Let’s look at the problem by the numbers. Canada’s House of Commons has 338 seats shared among its 10 Provinces and 3 Territories to represent the population of approximately 35 million people. That should be 35 million divided by 338, or roughly one MP for every 103,550 people. Now look at what happens when you go to the actual by-province numbers.

Prince Edward Island, the smallest of the provinces, has 4 seats and a population of about 146,000. That’s one MP per 36,500 people. Meaning its residents count almost 3 times as much as the national average. Let’s look at the more populated provinces.

Quebec has 75 seats for nearly 8 million people, or one MP for every 106,395 people. This is only slightly above the national average. Ontario has 98 seats for its 13 million, or one MP for every 136,459 people. That’s almost 1/4 what PEI has. British Columbia comes in with 28 seats and about 4.5 million people, or one MP for every 163,000 – somewhat less than Ontario. Alberta really gets short-changed, having 21 seats for 3.7 million or one MP per 180,000 people.

If we were to adjust every province to the national average, some would gain MPs and some would lose MPs and the latter group would complain a lot. PEI would have one MP, and Alberta would have thirty-five. British Columbia would have forty-three. Ontario would have one hundred twenty-five. Quebec would have seventy-seven.

On a percentage basis PEI would go from 1% to 0.3%, Quebec would be relatively unchanged, Ontario would shift from 29% to 37%, British Columbia from 8% to 12%, and Alberta from 6% to 10%.

Now here’s the thing: not all provinces have the 103,550 averaged population, but you can’t let them go unrepresented. The lowest populations are in the territories, with Nunavut having a mere 33 thousand. If we adjust all the provinces on a “one-per-thirty-thousand” basis we would need to expand the legislature drastically – to 1,166 seats. Who wants the expense of that? If you propose consolidating population centers – such as merging all three territories so one MP gets to represent them all (113,000 people) and make the rule one per 100k you again will have complaints from all over.

Of course we have complaints from all over now. They’d be different complaints if the House was divided up more fairly, but it would be a more accurate representation of the population.

One of the other representation problems is that the Senate is a bad imitation of England’s House of Lords; every senator being a political appointee representing whatever party put him there and not the area he’s allegedly assigned to. Thus there is no “balancing up” provided by a provincially representative ‘upper house’ as there is in the USA. Further to that, the MPs are strictly party-bound as well. In fact we do not elect representatives of the constituency so much as cheerleaders for our favourite dictator. A ‘free vote’ in the legislature is a rare thing, and perhaps that is the first reform that needs to be made.

If I were to list out the four most important reforms Canada needs they would be these:

1). free vote for all MPs on every issue; 2). more equitable representation of the population by the House of Commons; 3). reformation of the Senate as a by-Province elected body; 4). directly elected Prime Minister instead of party leader dictatorship.

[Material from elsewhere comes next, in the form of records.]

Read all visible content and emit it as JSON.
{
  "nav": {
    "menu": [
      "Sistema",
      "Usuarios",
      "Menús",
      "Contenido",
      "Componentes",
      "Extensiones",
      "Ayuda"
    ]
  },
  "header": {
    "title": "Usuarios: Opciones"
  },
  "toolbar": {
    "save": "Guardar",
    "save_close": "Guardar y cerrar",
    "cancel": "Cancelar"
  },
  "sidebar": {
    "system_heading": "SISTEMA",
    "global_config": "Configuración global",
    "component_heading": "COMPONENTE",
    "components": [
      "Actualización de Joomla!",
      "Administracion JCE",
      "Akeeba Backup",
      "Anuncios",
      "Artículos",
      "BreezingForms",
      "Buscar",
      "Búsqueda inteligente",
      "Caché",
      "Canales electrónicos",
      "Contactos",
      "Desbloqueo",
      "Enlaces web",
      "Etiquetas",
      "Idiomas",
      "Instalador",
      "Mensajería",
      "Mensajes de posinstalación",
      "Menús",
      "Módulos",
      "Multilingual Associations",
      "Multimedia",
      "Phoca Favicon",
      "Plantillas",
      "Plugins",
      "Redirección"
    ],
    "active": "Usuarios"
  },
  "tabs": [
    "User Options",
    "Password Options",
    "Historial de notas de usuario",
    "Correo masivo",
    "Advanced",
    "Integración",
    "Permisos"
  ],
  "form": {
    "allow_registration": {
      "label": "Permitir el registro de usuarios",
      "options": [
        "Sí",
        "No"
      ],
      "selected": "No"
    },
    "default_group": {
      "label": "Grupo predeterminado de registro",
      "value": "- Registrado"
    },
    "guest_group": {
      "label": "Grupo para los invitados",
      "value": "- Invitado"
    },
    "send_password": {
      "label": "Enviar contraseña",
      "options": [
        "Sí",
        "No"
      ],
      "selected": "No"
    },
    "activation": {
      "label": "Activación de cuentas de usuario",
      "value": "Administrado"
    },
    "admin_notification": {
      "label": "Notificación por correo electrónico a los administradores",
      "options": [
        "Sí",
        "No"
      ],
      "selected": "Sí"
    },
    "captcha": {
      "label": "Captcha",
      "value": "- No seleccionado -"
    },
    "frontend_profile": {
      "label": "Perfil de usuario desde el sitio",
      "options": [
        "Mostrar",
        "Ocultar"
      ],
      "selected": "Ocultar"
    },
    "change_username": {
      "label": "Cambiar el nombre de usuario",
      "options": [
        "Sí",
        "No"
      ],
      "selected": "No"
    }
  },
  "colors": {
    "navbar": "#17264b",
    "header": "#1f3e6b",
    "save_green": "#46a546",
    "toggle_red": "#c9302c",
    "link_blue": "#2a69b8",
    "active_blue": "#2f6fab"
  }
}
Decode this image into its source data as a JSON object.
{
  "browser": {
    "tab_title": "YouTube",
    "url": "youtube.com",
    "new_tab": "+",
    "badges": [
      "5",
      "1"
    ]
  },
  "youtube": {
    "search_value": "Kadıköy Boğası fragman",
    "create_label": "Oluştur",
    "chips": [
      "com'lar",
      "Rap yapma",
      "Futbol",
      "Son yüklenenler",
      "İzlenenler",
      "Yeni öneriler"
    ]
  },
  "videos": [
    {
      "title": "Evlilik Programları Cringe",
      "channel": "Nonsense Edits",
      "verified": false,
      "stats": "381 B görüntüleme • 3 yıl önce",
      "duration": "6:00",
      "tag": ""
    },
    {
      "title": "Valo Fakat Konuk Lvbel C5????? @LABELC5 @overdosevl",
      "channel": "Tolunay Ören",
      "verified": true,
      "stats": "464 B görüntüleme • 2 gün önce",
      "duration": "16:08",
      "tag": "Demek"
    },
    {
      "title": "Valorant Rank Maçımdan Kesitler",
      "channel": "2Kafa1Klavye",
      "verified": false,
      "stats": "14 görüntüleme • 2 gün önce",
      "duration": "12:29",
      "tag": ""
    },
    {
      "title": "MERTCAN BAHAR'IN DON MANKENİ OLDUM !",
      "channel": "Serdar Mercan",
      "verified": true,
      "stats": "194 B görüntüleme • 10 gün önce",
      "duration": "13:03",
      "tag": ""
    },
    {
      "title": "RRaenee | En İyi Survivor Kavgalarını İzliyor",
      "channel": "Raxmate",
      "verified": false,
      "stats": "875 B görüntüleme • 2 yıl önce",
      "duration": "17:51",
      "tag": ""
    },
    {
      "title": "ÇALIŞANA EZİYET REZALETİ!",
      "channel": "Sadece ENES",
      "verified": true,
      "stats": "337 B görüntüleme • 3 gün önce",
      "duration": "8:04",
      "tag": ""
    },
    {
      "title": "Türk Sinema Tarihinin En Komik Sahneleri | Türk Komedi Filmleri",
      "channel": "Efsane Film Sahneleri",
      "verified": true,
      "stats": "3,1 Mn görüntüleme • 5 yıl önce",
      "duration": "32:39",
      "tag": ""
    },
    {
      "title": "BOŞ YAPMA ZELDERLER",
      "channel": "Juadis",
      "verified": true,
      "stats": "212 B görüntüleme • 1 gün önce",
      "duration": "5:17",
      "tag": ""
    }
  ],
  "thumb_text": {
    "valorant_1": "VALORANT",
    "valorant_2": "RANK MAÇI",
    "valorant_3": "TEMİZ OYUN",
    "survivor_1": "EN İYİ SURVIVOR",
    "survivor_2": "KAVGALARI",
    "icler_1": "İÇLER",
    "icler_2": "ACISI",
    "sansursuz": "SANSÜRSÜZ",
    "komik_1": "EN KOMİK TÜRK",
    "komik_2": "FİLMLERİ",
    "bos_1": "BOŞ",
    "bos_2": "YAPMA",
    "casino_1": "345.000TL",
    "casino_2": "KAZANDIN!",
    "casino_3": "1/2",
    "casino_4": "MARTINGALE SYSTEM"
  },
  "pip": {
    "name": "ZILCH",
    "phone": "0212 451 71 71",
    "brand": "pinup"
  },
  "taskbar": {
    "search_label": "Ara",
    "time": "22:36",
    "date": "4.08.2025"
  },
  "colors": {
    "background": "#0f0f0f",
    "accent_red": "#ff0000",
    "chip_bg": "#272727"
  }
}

The likelihood of any such change happening is near nil, as the people who would have to vote for the changes are the ones in power and rarely does anyone in a position of power voluntarily abdicate that power in favour of fairness and the risk of losing that power.

But they might want to remember the other method of political reform, which is even less pleasant.